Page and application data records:
=====
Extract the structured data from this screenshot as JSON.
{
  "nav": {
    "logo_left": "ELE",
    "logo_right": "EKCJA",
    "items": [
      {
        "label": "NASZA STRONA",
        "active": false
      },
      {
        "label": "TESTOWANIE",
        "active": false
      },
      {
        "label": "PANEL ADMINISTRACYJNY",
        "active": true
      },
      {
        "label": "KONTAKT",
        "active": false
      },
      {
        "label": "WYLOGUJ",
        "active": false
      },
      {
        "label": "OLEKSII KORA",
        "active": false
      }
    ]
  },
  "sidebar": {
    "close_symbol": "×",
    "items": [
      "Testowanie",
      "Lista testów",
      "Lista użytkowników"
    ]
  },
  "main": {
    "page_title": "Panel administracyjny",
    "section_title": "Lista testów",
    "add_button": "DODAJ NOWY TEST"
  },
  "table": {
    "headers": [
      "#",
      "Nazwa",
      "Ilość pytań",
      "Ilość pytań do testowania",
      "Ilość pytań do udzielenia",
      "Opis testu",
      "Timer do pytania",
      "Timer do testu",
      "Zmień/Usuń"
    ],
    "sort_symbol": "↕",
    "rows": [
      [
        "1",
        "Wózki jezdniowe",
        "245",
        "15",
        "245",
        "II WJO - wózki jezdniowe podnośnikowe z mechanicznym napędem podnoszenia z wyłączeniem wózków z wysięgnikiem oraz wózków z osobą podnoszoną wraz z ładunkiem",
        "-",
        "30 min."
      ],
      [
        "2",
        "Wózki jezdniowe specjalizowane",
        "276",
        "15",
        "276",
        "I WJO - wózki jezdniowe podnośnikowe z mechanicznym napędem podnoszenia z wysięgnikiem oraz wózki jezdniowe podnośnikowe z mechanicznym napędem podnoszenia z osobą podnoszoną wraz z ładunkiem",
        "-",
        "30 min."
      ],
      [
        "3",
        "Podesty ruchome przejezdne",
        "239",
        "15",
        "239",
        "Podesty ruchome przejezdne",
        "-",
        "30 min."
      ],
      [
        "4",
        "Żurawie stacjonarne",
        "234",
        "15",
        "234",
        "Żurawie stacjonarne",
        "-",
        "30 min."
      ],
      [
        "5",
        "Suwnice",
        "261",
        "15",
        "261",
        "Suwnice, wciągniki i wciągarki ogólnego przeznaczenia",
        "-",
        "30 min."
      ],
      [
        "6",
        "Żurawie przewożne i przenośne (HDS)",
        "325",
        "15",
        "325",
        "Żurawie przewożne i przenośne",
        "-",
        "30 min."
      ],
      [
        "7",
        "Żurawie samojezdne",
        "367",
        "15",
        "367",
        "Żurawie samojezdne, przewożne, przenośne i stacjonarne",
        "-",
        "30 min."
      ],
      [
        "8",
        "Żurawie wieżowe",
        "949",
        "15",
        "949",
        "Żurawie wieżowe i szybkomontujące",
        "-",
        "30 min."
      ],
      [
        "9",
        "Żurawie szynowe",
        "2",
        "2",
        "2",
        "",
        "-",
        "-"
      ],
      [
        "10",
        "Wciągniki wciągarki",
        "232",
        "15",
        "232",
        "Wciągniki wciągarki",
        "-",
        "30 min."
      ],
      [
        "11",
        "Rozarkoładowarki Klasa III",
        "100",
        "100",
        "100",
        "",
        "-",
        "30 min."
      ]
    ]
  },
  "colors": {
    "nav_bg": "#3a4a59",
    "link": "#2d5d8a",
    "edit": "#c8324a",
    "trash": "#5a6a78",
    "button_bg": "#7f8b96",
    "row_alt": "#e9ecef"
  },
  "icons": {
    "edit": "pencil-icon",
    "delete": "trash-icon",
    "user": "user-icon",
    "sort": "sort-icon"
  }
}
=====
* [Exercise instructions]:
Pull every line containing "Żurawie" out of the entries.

* [Written answer]:
        "Żurawie stacjonarne",
        "Żurawie stacjonarne",
        "Żurawie przewożne i przenośne (HDS)",
        "Żurawie przewożne i przenośne",
        "Żurawie samojezdne",
        "Żurawie samojezdne, przewożne, przenośne i stacjonarne",
        "Żurawie wieżowe",
        "Żurawie wieżowe i szybkomontujące",
        "Żurawie szynowe",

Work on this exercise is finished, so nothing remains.